= Data about app and page elements =
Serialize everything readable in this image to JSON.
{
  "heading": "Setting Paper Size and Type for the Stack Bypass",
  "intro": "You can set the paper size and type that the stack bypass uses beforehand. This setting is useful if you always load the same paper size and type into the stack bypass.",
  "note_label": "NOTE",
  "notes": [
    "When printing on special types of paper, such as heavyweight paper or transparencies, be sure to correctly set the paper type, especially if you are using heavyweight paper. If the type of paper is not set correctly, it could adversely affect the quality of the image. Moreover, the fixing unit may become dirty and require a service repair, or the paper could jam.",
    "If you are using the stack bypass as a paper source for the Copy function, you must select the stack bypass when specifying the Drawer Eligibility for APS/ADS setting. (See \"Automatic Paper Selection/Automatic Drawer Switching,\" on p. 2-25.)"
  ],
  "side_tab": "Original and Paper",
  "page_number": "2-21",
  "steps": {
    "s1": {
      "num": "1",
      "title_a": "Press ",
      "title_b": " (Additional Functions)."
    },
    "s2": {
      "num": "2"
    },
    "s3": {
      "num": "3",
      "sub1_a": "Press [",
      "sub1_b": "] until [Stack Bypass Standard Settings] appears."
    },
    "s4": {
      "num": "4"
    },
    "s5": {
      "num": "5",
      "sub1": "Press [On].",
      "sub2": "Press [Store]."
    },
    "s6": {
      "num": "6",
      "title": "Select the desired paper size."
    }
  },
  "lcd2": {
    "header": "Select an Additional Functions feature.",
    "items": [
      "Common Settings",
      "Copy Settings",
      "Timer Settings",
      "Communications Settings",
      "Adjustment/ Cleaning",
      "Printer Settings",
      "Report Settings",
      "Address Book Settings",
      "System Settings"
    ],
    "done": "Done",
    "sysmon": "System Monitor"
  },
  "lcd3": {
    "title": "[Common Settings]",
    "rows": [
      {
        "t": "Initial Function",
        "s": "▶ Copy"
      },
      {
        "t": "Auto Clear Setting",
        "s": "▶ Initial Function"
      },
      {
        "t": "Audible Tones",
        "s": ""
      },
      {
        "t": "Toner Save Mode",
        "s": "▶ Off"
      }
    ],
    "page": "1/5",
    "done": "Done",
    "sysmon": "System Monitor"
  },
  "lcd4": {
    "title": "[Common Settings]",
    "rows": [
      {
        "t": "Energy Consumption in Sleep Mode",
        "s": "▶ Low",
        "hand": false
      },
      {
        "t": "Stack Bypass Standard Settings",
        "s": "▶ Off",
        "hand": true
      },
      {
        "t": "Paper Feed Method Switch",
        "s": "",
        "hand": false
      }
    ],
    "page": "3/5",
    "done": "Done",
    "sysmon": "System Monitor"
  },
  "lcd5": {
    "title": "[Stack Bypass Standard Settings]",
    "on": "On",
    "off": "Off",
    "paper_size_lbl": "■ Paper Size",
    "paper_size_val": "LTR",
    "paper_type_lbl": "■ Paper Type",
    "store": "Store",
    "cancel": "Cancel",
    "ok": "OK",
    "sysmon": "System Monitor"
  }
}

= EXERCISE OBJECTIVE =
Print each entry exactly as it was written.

= WRITTEN ANSWER =
Serialize everything readable in this image to JSON.
{
  "heading": "Setting Paper Size and Type for the Stack Bypass",
  "intro": "You can set the paper size and type that the stack bypass uses beforehand. This setting is useful if you always load the same paper size and type into the stack bypass.",
  "note_label": "NOTE",
  "notes": [
    "When printing on special types of paper, such as heavyweight paper or transparencies, be sure to correctly set the paper type, especially if you are using heavyweight paper. If the type of paper is not set correctly, it could adversely affect the quality of the image. Moreover, the fixing unit may become dirty and require a service repair, or the paper could jam.",
    "If you are using the stack bypass as a paper source for the Copy function, you must select the stack bypass when specifying the Drawer Eligibility for APS/ADS setting. (See \"Automatic Paper Selection/Automatic Drawer Switching,\" on p. 2-25.)"
  ],
  "side_tab": "Original and Paper",
  "page_number": "2-21",
  "steps": {
    "s1": {
      "num": "1",
      "title_a": "Press ",
      "title_b": " (Additional Functions)."
    },
    "s2": {
      "num": "2"
    },
    "s3": {
      "num": "3",
      "sub1_a": "Press [",
      "sub1_b": "] until [Stack Bypass Standard Settings] appears."
    },
    "s4": {
      "num": "4"
    },
    "s5": {
      "num": "5",
      "sub1": "Press [On].",
      "sub2": "Press [Store]."
    },
    "s6": {
      "num": "6",
      "title": "Select the desired paper size."
    }
  },
  "lcd2": {
    "header": "Select an Additional Functions feature.",
    "items": [
      "Common Settings",
      "Copy Settings",
      "Timer Settings",
      "Communications Settings",
      "Adjustment/ Cleaning",
      "Printer Settings",
      "Report Settings",
      "Address Book Settings",
      "System Settings"
    ],
    "done": "Done",
    "sysmon": "System Monitor"
  },
  "lcd3": {
    "title": "[Common Settings]",
    "rows": [
      {
        "t": "Initial Function",
        "s": "▶ Copy"
      },
      {
        "t": "Auto Clear Setting",
        "s": "▶ Initial Function"
      },
      {
        "t": "Audible Tones",
        "s": ""
      },
      {
        "t": "Toner Save Mode",
        "s": "▶ Off"
      }
    ],
    "page": "1/5",
    "done": "Done",
    "sysmon": "System Monitor"
  },
  "lcd4": {
    "title": "[Common Settings]",
    "rows": [
      {
        "t": "Energy Consumption in Sleep Mode",
        "s": "▶ Low",
        "hand": false
      },
      {
        "t": "Stack Bypass Standard Settings",
        "s": "▶ Off",
        "hand": true
      },
      {
        "t": "Paper Feed Method Switch",
        "s": "",
        "hand": false
      }
    ],
    "page": "3/5",
    "done": "Done",
    "sysmon": "System Monitor"
  },
  "lcd5": {
    "title": "[Stack Bypass Standard Settings]",
    "on": "On",
    "off": "Off",
    "paper_size_lbl": "■ Paper Size",
    "paper_size_val": "LTR",
    "paper_type_lbl": "■ Paper Type",
    "store": "Store",
    "cancel": "Cancel",
    "ok": "OK",
    "sysmon": "System Monitor"
  }
}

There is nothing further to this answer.